Honesty: Researchers should be honest in relation to their own research and that of others. This applies in all aspects of research, including in the presentation of research goals, intentions and findings; in reporting on research methods and procedures; in gathering data; in using and acknowledging the work of other researchers; and in conveying valid interpretations and making justifiable claims based on research findings.
Rigour: Researchers should aim to produce and disseminate work of the highest quality, applying rigour, in line with prevailing disciplinary norms and standards in performing research and using appropriate methods; in adhering to an agreed protocol where appropriate; in drawing interpretations and conclusions from the research; and in communicating the results.
Transparency and open communication: Researchers should promote the open exchange of ideas, research methods, data and results and their discussion, scrutiny and debate, subject to any considerations of confidentiality. They should demonstrate openness in declaring potential competing interests; in the reporting of research data collection methods; in the analysis and interpretation of data; in making research findings widely available, which includes publishing or otherwise sharing negative or null results to recognise their value as part of the research process; and in presenting the work to other researchers and to the public
Care and respect: Researchers should show care and respect for all participants in research, and for the subjects, users and beneficiaries of research, including humans, animals, the environment and cultural objects. They should report and address any concerns relating to the dignity, rights, safety and well-being of those involved in research to their supervisor, their PI or head of department. Research should be initiated and continued only if the risks to those who might be affected by the research have been subjected to suitable and appropriate risk assessment and appropriate risk controls put in place. Those engaged with research must also show care and respect for the integrity of the research record.

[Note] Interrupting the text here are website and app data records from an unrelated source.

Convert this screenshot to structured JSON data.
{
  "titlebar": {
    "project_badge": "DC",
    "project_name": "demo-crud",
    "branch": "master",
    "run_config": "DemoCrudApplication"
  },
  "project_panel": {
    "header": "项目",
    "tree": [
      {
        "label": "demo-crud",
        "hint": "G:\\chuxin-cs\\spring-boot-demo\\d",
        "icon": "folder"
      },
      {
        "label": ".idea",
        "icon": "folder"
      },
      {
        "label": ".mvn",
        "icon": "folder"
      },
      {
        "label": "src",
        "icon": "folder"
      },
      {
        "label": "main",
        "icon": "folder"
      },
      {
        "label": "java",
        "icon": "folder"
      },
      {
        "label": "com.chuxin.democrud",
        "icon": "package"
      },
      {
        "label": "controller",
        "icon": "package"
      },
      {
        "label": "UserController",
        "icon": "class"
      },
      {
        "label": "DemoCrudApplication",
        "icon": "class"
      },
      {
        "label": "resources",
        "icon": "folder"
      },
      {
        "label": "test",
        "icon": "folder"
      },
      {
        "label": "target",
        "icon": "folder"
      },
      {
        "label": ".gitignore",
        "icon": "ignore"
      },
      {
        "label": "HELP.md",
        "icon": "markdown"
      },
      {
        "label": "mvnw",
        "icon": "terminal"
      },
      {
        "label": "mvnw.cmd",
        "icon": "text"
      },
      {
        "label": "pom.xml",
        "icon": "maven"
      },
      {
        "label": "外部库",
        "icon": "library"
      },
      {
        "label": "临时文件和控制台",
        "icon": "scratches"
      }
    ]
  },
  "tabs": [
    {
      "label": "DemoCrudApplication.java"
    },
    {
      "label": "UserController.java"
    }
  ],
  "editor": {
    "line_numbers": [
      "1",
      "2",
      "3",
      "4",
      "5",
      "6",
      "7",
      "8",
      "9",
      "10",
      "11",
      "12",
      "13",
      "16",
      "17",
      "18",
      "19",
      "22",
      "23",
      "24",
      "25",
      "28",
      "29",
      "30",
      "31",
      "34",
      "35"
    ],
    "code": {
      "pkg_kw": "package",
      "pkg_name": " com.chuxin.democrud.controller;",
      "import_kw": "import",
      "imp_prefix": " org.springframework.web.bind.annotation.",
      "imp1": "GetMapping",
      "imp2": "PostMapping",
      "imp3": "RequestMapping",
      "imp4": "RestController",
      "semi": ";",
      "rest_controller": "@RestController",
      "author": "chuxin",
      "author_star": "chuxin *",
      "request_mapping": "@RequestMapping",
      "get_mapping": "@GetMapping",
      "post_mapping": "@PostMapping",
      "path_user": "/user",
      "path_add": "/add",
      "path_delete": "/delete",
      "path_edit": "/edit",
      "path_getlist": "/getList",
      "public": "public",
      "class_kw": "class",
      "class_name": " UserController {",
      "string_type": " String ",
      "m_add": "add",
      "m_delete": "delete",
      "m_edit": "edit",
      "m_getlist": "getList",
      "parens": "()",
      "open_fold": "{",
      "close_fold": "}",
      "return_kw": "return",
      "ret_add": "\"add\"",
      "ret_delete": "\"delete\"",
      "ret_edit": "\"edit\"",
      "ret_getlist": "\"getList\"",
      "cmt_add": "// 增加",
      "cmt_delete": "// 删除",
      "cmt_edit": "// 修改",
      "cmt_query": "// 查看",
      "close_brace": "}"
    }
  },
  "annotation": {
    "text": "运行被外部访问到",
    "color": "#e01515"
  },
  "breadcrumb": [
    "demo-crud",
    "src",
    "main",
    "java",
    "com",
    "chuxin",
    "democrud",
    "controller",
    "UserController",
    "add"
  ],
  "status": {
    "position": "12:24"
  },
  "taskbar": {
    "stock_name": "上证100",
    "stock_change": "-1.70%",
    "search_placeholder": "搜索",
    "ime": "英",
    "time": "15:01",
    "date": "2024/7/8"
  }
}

Accountability: Researchers, with Heads of Department, other areas of the University and funders of research, are collectively accountable for creating a research environment in which individuals and organisations are empowered and enabled to own the research process. Researchers should take responsibility for their own conduct, and do their part to ensure individuals are held to account when behaviour falls short of expected standards. Researchers should recognise that in and through their work they are immediately accountable to their supervisor, their PI and Head of Department and should act accordingly. They should ensure that any research undertaken complies with any agreements, terms and conditions relating to the project, and allows for proper governance and transparency. Researchers should follow the requirements and guidance of any professional bodies in their field of research. Researchers who are members of a regulated profession must follow the requirements and guidance of the body regulating their profession.